In April 2012, jihadists identifying themselves as both Al Qaeda in the Islamic Maghreb (AQIM) and Ansar Dine (“Defenders of the Faith”) seized the Malian city of Timbuktu, which they held hostage for another ten months. Although Timbuktu was eventually retaken by soldiers from France, Mali and Chad a little over a year later, the city—population, 54,000—hasn’t been the same, with tourism cratering, construction contracts frozen, and basic day-to-day prices having skyrocketed. Malian-Mauritanian filmmaker Abderrahmane Sissako dramatizes the takeover in his spellbinding Timbuktu, but the setting is kept vague: the film takes place in one of the many smaller villages in northern Mali, gently underscoring that the same vulnerabilities apply to towns shorn of the capital city’s mythic melting-pot reputation. Sissako’s film offers a quiet rebuttal against Western stereotyping of Islamic terror: the kalashnikov-wielding invaders hail from all over the Arabian Peninsula, led by a Libyan who doesn’t even speak any of the local languages and must resort to third-hand English translation(!) to enforce his warped, makeshift idea of sharia. The contradictions of itinerant jihad may be on full display, but Sissako’s aim is less point-scoring than a docudrama both world-weary and ironic.
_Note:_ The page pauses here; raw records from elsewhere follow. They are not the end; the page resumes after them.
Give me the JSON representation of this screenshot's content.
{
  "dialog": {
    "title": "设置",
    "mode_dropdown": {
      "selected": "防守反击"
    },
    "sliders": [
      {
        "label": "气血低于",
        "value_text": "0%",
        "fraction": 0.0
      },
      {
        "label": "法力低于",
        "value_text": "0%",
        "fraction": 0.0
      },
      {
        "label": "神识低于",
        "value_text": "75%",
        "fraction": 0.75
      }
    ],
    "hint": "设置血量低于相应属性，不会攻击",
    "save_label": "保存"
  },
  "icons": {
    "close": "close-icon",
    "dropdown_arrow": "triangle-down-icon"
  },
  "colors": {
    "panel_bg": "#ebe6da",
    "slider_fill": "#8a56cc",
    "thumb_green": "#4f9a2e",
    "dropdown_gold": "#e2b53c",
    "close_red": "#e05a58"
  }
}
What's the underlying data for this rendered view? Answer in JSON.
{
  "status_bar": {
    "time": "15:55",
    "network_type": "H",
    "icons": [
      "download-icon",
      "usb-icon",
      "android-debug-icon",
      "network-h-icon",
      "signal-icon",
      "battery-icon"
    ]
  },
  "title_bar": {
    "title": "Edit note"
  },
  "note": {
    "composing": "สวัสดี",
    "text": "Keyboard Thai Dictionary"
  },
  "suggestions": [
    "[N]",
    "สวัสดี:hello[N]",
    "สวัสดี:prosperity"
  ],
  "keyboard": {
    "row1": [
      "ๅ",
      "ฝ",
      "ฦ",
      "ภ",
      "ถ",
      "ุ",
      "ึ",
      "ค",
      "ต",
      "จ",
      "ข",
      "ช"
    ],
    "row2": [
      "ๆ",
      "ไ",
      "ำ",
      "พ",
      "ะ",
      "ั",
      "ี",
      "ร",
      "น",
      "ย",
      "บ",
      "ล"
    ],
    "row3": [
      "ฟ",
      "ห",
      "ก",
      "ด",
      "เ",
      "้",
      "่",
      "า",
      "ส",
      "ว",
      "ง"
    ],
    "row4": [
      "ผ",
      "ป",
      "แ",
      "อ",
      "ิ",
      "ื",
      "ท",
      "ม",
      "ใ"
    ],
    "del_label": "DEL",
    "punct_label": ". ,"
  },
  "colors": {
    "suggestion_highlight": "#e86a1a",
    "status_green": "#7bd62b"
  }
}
The film—which is having a surprisingly good box office run in France—could not come at a more appropriate time. In saying that, I’m not referencing the Charlie Hebdo massacre in Paris, but rather the latest round of attacks in northeastern Nigeria, in which over two thousand innocent people were massacred by Boko Haram—an event whose coverage in the Western media has been muted at best. As much a cautionary tale as an ensemble act of remembrance, Timbuktu is a much-needed corrective to the numbers game that is Western awarness of Islamofascism; the fear of death comes to Sissako’s desert village not in one fell swoop but in a steady, granular trickle, with the all-too-exploitable geopolitics of the broader situation in Mali kept at a cool-headed remove. The most tragic of events—including the stoning of an unmarried couple, which Sissako claims inspired his first draft—are made all the more devastating for their sobriety of vision, but Sissako’s eye also refuses to flinch before quotidian moments of beauty, however snuffed out they become—giving a stronger imprint, ultimately, to what is lost rather than how it is taken.
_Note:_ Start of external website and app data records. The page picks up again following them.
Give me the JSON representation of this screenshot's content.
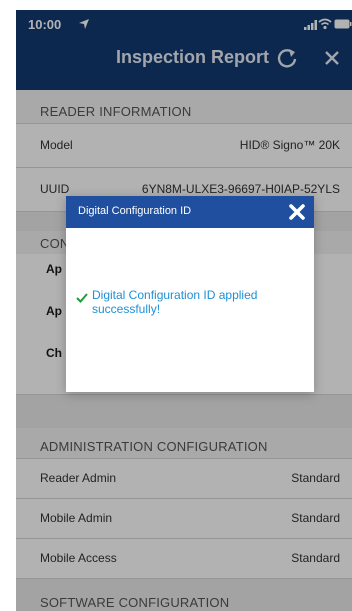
{
  "statusbar": {
    "time": "10:00"
  },
  "header": {
    "title": "Inspection Report"
  },
  "sections": {
    "reader_info": {
      "title": "READER INFORMATION",
      "rows": [
        {
          "label": "Model",
          "value": "HID® Signo™ 20K"
        },
        {
          "label": "UUID",
          "value": "6YN8M-ULXE3-96697-H0IAP-52YLS"
        }
      ]
    },
    "partially_hidden": {
      "title_fragment": "CON",
      "row_fragments": [
        "Ap",
        "Ap",
        "Ch"
      ]
    },
    "admin_config": {
      "title": "ADMINISTRATION CONFIGURATION",
      "rows": [
        {
          "label": "Reader Admin",
          "value": "Standard"
        },
        {
          "label": "Mobile Admin",
          "value": "Standard"
        },
        {
          "label": "Mobile Access",
          "value": "Standard"
        }
      ]
    },
    "software_config": {
      "title": "SOFTWARE CONFIGURATION"
    }
  },
  "dialog": {
    "title": "Digital Configuration ID",
    "message": "Digital Configuration ID applied successfully!"
  },
  "colors": {
    "header_bg": "#123a72",
    "dialog_header_bg": "#1f4f9e",
    "message_text": "#1e90d6",
    "check_icon": "#1e9e3a"
  }
}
I spoke with Sissako following the film’s US premiere at last fall’s New York Film Festival; our conversation is below. When it bows in NYC today, you’ll have no problem looking past—or to use Sissako’s term, “beyond”—facile qualifiers like “world cinema”, and seeing Timbuktu merely for what it is: a masterpiece of anti-sensationalism.
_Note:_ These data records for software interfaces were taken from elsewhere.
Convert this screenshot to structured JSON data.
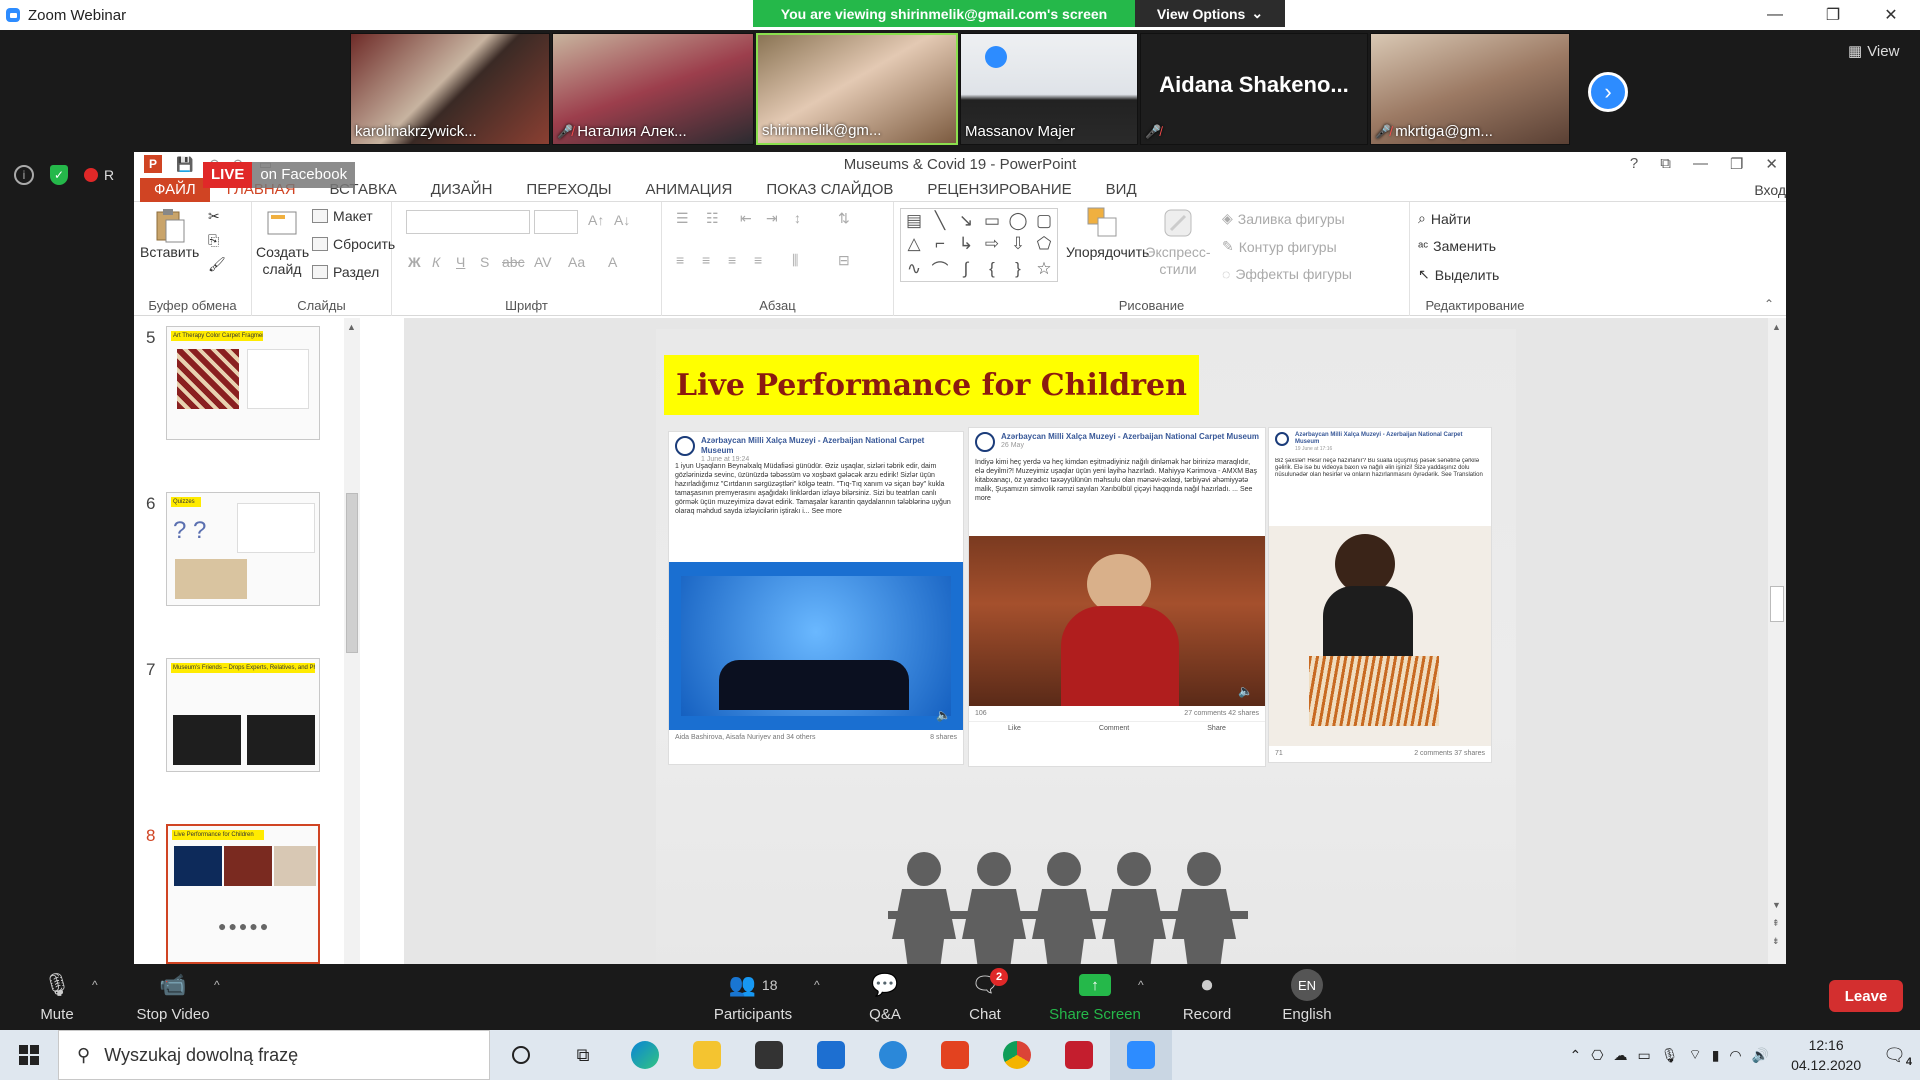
{
  "zoom": {
    "window_title": "Zoom Webinar",
    "share_banner": "You are viewing shirinmelik@gmail.com's screen",
    "view_options": "View Options",
    "view_label": "View",
    "recording_label": "R"
  },
  "participants": [
    {
      "name": "karolinakrzywick...",
      "muted": false
    },
    {
      "name": "Наталия Алек...",
      "muted": true
    },
    {
      "name": "shirinmelik@gm...",
      "muted": false,
      "active": true
    },
    {
      "name": "Massanov Majer",
      "muted": false
    },
    {
      "name": "Aidana Shakeno...",
      "muted": true,
      "no_video": true
    },
    {
      "name": "mkrtiga@gm...",
      "muted": true
    }
  ],
  "live": {
    "label": "LIVE",
    "platform": "on Facebook"
  },
  "ppt": {
    "title": "Museums & Covid 19 - PowerPoint",
    "sign_in": "Вход",
    "help": "?",
    "tabs": [
      "ФАЙЛ",
      "ГЛАВНАЯ",
      "ВСТАВКА",
      "ДИЗАЙН",
      "ПЕРЕХОДЫ",
      "АНИМАЦИЯ",
      "ПОКАЗ СЛАЙДОВ",
      "РЕЦЕНЗИРОВАНИЕ",
      "ВИД"
    ],
    "ribbon": {
      "paste": "Вставить",
      "clipboard": "Буфер обмена",
      "new_slide_1": "Создать",
      "new_slide_2": "слайд",
      "layout": "Макет",
      "reset": "Сбросить",
      "section": "Раздел",
      "slides": "Слайды",
      "font": "Шрифт",
      "paragraph": "Абзац",
      "arrange": "Упорядочить",
      "quick_styles_1": "Экспресс-",
      "quick_styles_2": "стили",
      "shape_fill": "Заливка фигуры",
      "shape_outline": "Контур фигуры",
      "shape_effects": "Эффекты фигуры",
      "drawing": "Рисование",
      "find": "Найти",
      "replace": "Заменить",
      "select": "Выделить",
      "editing": "Редактирование"
    },
    "thumbnails": [
      {
        "num": "5",
        "title": "Art Therapy Color Carpet Fragment"
      },
      {
        "num": "6",
        "title": "Quizzes"
      },
      {
        "num": "7",
        "title": "Museum's Friends – Drops Experts, Relatives, and Philanthropists"
      },
      {
        "num": "8",
        "title": "Live Performance for Children",
        "selected": true
      }
    ],
    "slide": {
      "title": "Live Performance for Children",
      "posts": [
        {
          "page": "Azərbaycan Milli Xalça Muzeyi - Azerbaijan National Carpet Museum",
          "date": "1 June at 19:24",
          "text": "1 iyun Uşaqların Beynəlxalq Müdafiəsi günüdür. Əziz uşaqlar, sizləri təbrik edir, daim gözlərinizdə sevinc, üzünüzdə təbəssüm və xoşbəxt gələcək arzu edirik! Sizlər üçün hazırladığımız \"Cırtdanın sərgüzəştləri\" kölgə teatrı. \"Tıq-Tıq xanım və siçan bəy\" kukla tamaşasının premyerasını aşağıdakı linklərdən izləyə bilərsiniz. Sizi bu teatrları canlı görmək üçün muzeyimizə dəvət edirik. Tamaşalar karantin qaydalarının tələblərinə uyğun olaraq məhdud sayda izləyicilərin iştirakı i... See more",
          "reactions": "Aida Bashirova, Aisafa Nuriyev and 34 others",
          "shares": "8 shares"
        },
        {
          "page": "Azərbaycan Milli Xalça Muzeyi - Azerbaijan National Carpet Museum",
          "date": "26 May",
          "text": "İndiyə kimi heç yerdə və heç kimdən eşitmədiyiniz nağılı dinləmək hər birinizə maraqlıdır, elə deyilmi?! Muzeyimiz uşaqlar üçün yeni layihə hazırladı. Mahiyyə Kərimova - AMXM Baş kitabxanaçı, öz yaradıcı təxəyyülünün məhsulu olan mənəvi-əxlaqi, tərbiyəvi əhəmiyyətə malik, Şuşamızın simvolik rəmzi sayılan Xarıbülbül çiçəyi haqqında nağıl hazırladı. ... See more",
          "reactions": "106",
          "shares": "27 comments 42 shares",
          "like": "Like",
          "comment": "Comment",
          "share": "Share"
        },
        {
          "page": "Azərbaycan Milli Xalça Muzeyi - Azerbaijan National Carpet Museum",
          "date": "19 June at 17:16",
          "text": "Biz şəxslər! Hesir neçə hazırlanır? Bu sualla üçuşmuş pəsək sənətinə çərkilə gəlirik. Elə isə bu videoya baxın və nağılı əlin işinizi! Sizə yaddaşınız dolu nüsulunədər olan hesirlər və onların hazırlanmasını öyrədərik. See Translation",
          "reactions": "71",
          "shares": "2 comments 37 shares"
        }
      ]
    }
  },
  "toolbar": {
    "mute": "Mute",
    "stop_video": "Stop Video",
    "participants": "Participants",
    "participants_count": "18",
    "qa": "Q&A",
    "chat": "Chat",
    "chat_badge": "2",
    "share_screen": "Share Screen",
    "record": "Record",
    "language_code": "EN",
    "language": "English",
    "leave": "Leave"
  },
  "taskbar": {
    "search_placeholder": "Wyszukaj dowolną frazę",
    "time": "12:16",
    "date": "04.12.2020",
    "notifications": "4"
  }
}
Special thanks to interpreter Ellen Sowcheck for making this interview possible.